CH: Let’s shift gears a little bit. There have been many vendors promoting you with messages of “ease of installation” and “easy to use.” Is this a characterization that you embrace?
Marketing Automation: Are you asking me if I’m “easy”? Just kidding (laughs). You know, I don’t want to sound arrogant or anything, but there is a whole lot I can do. When companies reduce me to terms like “easy” or give me away like I am “plug and play,” it’s as if they don’t understand the power I can have. If you simply want me to fire off emails, well, I guess that’s OK. I can do that in my sleep. However, when it comes to database segmentation, database integrations, complex scoring, multi-stream nurture campaigns, and delivering dynamic content, just to name a few, I don’t think you can equate it to Geico …with all due respect to cavemen everywhere.
CH: So are you saying that you’re hard to work with?
Marketing Automation: No, not at all. What I’m saying is that getting the most from me often requires change. And change is rarely easy. Change needs to occur in the way they approach sales and marketing. They need to adopt a process-based approach, and they need to figure out the best ways to engage their buyer. These changes are not just static. They’re dynamic. The new processes need to be continually monitored, so I can, in turn, perform to the best of my abilities. Changes like these are not overnight fixes. They take hard work and effort to achieve. But when they are completed, they make the difference between a best-in-class company and one that struggles.

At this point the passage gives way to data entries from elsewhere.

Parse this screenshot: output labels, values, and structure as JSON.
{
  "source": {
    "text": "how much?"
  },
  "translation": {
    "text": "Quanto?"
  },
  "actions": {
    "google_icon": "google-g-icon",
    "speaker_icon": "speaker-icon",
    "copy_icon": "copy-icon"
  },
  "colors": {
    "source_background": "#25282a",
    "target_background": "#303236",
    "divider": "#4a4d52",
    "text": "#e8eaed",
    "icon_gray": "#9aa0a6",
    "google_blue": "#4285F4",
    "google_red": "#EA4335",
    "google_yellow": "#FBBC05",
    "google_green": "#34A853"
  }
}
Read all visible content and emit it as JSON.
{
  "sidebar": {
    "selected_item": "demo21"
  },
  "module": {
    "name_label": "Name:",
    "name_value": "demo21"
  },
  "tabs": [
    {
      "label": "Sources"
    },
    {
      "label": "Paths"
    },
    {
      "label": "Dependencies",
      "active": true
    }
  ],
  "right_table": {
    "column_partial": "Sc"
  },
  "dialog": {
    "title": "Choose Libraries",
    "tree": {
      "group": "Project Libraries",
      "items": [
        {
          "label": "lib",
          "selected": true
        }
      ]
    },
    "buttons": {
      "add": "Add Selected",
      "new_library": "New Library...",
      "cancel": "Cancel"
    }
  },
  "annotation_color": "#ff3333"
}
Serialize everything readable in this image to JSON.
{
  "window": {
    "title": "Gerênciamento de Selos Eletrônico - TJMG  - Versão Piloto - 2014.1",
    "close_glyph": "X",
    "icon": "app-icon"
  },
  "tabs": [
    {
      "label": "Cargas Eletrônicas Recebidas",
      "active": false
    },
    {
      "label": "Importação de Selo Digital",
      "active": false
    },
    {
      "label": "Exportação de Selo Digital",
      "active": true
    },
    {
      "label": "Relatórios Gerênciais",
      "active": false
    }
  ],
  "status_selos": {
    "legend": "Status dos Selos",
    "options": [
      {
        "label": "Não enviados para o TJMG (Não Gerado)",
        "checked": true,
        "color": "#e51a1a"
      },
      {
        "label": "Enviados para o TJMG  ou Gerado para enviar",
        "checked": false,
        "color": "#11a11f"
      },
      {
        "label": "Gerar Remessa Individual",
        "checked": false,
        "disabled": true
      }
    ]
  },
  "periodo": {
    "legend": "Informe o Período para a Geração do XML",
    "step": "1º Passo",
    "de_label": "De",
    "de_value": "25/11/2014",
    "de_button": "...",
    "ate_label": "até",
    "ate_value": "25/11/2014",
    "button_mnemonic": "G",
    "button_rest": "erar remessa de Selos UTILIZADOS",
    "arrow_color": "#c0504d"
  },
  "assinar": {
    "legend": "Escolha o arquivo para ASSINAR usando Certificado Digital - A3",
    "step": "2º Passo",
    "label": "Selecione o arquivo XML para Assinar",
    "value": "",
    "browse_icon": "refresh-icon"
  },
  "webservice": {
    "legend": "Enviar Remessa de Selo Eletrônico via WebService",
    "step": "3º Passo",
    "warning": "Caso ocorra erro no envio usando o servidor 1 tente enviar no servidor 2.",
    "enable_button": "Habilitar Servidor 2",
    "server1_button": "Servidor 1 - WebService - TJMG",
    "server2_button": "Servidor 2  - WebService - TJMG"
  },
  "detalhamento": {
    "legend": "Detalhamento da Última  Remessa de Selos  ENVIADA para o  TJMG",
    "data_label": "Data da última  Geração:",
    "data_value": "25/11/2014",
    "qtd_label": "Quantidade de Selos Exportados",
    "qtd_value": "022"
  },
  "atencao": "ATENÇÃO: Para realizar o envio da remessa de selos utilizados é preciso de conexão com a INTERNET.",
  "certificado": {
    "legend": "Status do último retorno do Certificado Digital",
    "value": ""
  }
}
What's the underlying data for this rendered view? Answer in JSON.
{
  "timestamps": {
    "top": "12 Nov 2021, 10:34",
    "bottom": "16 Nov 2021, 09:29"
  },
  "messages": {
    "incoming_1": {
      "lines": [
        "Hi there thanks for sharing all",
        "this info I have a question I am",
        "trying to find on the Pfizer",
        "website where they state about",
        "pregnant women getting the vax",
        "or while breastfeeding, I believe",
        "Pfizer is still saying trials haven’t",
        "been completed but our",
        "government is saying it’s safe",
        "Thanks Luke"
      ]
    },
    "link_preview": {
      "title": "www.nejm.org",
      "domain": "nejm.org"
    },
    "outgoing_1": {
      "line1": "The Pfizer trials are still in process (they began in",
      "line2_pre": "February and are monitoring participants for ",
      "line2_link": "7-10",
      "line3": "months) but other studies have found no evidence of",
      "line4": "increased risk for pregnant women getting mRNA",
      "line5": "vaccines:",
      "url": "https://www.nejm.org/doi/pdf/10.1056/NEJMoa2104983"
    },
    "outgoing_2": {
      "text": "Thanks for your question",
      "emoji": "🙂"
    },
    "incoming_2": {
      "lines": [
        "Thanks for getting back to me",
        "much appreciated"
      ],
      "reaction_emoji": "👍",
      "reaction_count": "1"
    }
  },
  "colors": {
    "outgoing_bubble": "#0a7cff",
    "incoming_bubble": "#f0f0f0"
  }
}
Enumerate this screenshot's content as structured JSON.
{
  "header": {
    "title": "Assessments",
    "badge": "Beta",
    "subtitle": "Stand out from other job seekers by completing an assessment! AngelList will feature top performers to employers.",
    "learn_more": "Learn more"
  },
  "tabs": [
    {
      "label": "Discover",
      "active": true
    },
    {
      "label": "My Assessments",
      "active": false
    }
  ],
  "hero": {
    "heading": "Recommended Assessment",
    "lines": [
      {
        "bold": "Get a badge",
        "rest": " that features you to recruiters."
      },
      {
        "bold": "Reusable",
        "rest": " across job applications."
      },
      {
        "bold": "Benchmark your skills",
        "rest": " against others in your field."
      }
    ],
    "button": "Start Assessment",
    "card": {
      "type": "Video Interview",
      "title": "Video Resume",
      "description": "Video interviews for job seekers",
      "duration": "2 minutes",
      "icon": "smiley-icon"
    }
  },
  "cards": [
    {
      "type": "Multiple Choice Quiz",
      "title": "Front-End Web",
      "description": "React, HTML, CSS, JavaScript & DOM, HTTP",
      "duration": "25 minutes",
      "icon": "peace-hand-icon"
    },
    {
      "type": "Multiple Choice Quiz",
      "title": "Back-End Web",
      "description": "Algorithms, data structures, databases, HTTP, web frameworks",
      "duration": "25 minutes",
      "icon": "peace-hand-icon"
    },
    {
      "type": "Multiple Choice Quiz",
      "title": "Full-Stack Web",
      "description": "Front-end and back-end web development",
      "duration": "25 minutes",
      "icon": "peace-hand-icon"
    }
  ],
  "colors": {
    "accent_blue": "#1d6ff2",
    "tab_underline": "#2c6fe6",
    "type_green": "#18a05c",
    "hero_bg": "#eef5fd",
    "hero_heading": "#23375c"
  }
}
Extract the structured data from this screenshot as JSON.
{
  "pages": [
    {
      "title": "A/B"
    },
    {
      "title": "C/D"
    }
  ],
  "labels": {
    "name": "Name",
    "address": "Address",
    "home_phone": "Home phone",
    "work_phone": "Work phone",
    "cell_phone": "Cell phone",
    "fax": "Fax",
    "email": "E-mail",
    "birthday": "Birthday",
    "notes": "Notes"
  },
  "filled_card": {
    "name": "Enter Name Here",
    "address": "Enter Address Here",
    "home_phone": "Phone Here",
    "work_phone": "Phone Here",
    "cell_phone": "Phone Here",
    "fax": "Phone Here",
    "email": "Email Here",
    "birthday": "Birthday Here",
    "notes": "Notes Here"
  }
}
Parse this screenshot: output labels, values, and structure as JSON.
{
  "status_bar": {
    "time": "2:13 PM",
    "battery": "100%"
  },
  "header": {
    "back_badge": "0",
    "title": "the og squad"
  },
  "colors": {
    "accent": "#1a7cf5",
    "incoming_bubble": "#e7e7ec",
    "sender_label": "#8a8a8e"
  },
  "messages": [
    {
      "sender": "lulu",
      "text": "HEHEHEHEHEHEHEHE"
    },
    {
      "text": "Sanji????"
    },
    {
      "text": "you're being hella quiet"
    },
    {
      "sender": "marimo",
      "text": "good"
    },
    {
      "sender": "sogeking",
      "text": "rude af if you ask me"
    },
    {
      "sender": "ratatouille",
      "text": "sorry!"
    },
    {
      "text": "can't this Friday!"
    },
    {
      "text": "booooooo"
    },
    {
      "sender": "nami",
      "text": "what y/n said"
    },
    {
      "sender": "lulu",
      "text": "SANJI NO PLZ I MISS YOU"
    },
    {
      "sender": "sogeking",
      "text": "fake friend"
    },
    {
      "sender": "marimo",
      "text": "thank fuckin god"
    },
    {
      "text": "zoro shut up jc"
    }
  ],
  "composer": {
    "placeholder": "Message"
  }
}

CH: One last question before I let you go. It’s forecasted that this could really be your breakout year—but they said the same about 2010. Is this indeed the year for you to hit the mainstream or do we need to wait longer?
Marketing Automation: Ahhh, if I only had a crystal ball. In all honesty, I think the next two years are crucial for me. I don’t think organizations will get away with swapping me in and out every 1-2 years just because they don’t like the results. I think if I am going to really hit my stride, it’s incumbent on the vendors to deliver a realistic message about what I can truly do as an enabler. Likewise, B2B marketers also need to be realistic and understand what it will take to be successful. If these things converge, and companies can truly change like I just mentioned, then I truly believe the sky’s the limit for me.
CH: Thanks so much for the time. This has been great!
Marketing Automation: I am more than happy to do it, and I appreciate the opportunity.
Tags: B2B, B2B buyer, b2b marketing, buyer 2.0, buyer engagement, Content, Content Marketing, demand generation, Email Marketing, lead management, Lead Nurturing, Marketing, Marketing Automation, process